Spreading awareness of the red headed vulture’s plight is crucial for boosting the conservation effort – these under-serviced animals could easily slip underneath the radar. Support the The Cambodia Vulture Conservation Project here – they provide safe food for vultures to feed upon at several ‘vulture restaurants’ across the country.

Sumatran Tiger

These beautiful creatures are the smallest surviving subspecies of tiger – there’s as few as 400 left, and they’re now only found in the forests of the island of Sumatra, in Indonesia. Tragically, it is the tiger’s beauty and power that is its downfall – historically, tiger skin is believed to have magical protective powers and tiger parts are used as treatments for everything from rheumatism to impotence. Poaching is rife, despite a renewed conservation efforts and increased law enforcement – and deforestation is an ongoing threat to the few remaining wild tigers.

One of the smallest tiger subspecies as well as the most endangered, Sumatran tigers have a prominent ruff and a higher frequency of stripes than other tigers.

How Can You Help Them?

You can sign a pledge to prevent wildlife crime here, or donate to Flora & Fauna, who help save tigers by appointing rangers, increasing forest patrols and enforcing anti-poaching laws.

To celebrate International Tiger Day on the 29th of July, we are delighted to be partnering with Save Wild Tigers.


We want to help these wonderful creatures by offering all our customers a Tiger Beer for just £1, with proceeds* donated to Save Wild Tigers.

These are just a few of the incredible creatures facing extinction in the Indochinese region – so, if you visit, make sure you take your new awareness with you, and take a responsible attitude towards the items you purchase and the places you visit. And don’t think you can’t make a difference from home – by supporting the good work of these diligent charities and raising awareness of the plight of endangered species, you can help spark the conversations that bring about real change.

Ts&Cs: Only one Tiger beer at the discounted price per person, when a main course is purchased.

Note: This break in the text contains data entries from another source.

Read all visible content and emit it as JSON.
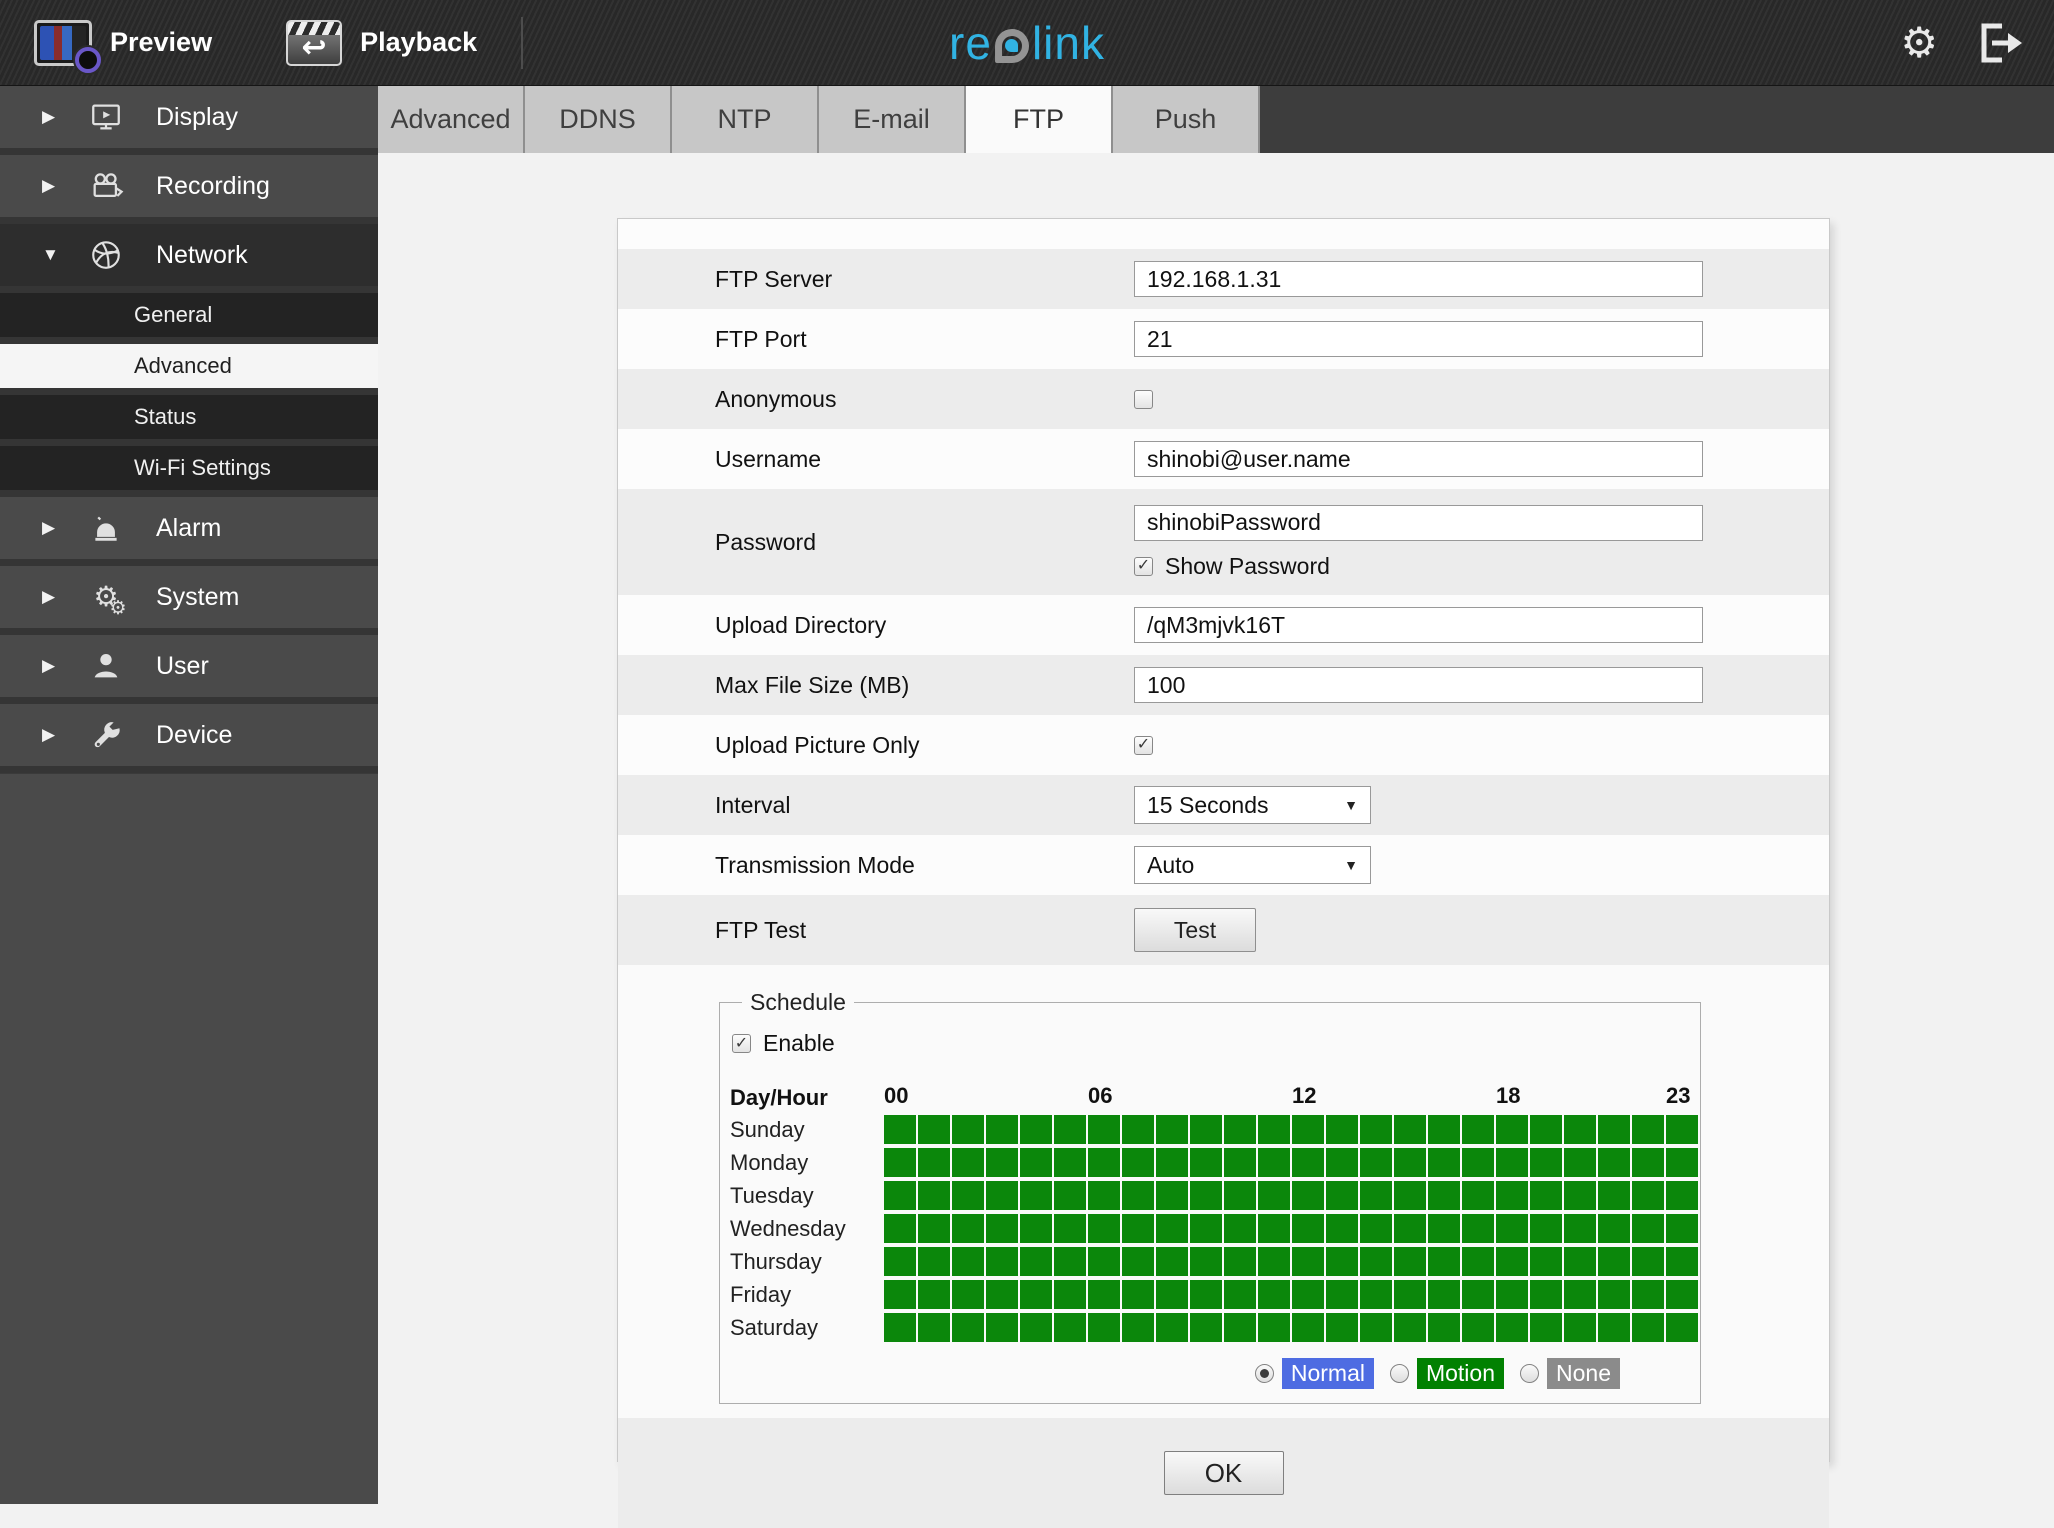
{
  "topbar": {
    "preview_label": "Preview",
    "playback_label": "Playback",
    "brand": {
      "part1": "re",
      "part2": "link"
    }
  },
  "sidebar": {
    "items": [
      {
        "label": "Display"
      },
      {
        "label": "Recording"
      },
      {
        "label": "Network"
      },
      {
        "label": "Alarm"
      },
      {
        "label": "System"
      },
      {
        "label": "User"
      },
      {
        "label": "Device"
      }
    ],
    "network_children": [
      {
        "label": "General",
        "selected": false
      },
      {
        "label": "Advanced",
        "selected": true
      },
      {
        "label": "Status",
        "selected": false
      },
      {
        "label": "Wi-Fi Settings",
        "selected": false
      }
    ]
  },
  "tabs": {
    "items": [
      "Advanced",
      "DDNS",
      "NTP",
      "E-mail",
      "FTP",
      "Push"
    ],
    "active": "FTP"
  },
  "form": {
    "ftp_server": {
      "label": "FTP Server",
      "value": "192.168.1.31"
    },
    "ftp_port": {
      "label": "FTP Port",
      "value": "21"
    },
    "anonymous": {
      "label": "Anonymous",
      "checked": false
    },
    "username": {
      "label": "Username",
      "value": "shinobi@user.name"
    },
    "password": {
      "label": "Password",
      "value": "shinobiPassword",
      "show_password_label": "Show Password",
      "show_password_checked": true
    },
    "upload_directory": {
      "label": "Upload Directory",
      "value": "/qM3mjvk16T"
    },
    "max_file_size": {
      "label": "Max File Size (MB)",
      "value": "100"
    },
    "upload_picture_only": {
      "label": "Upload Picture Only",
      "checked": true
    },
    "interval": {
      "label": "Interval",
      "value": "15 Seconds"
    },
    "transmission_mode": {
      "label": "Transmission Mode",
      "value": "Auto"
    },
    "ftp_test": {
      "label": "FTP Test",
      "button_label": "Test"
    }
  },
  "schedule": {
    "legend": "Schedule",
    "enable_label": "Enable",
    "enable_checked": true,
    "header_label": "Day/Hour",
    "hour_marks": [
      {
        "label": "00",
        "col": 0
      },
      {
        "label": "06",
        "col": 6
      },
      {
        "label": "12",
        "col": 12
      },
      {
        "label": "18",
        "col": 18
      },
      {
        "label": "23",
        "col": 23
      }
    ],
    "days": [
      "Sunday",
      "Monday",
      "Tuesday",
      "Wednesday",
      "Thursday",
      "Friday",
      "Saturday"
    ],
    "columns": 24,
    "all_cells_state": "selected",
    "modes": [
      {
        "label": "Normal",
        "color": "#4e6ce2",
        "selected": true
      },
      {
        "label": "Motion",
        "color": "#018101",
        "selected": false
      },
      {
        "label": "None",
        "color": "#8b8b8b",
        "selected": false
      }
    ]
  },
  "footer": {
    "ok_label": "OK"
  },
  "colors": {
    "brand_cyan": "#31b3e3",
    "pin_gray": "#949494",
    "cell_green": "#0b870b"
  }
}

Offer available for eat-in customers only. Offer subject to availability.

*Sale price minus VAT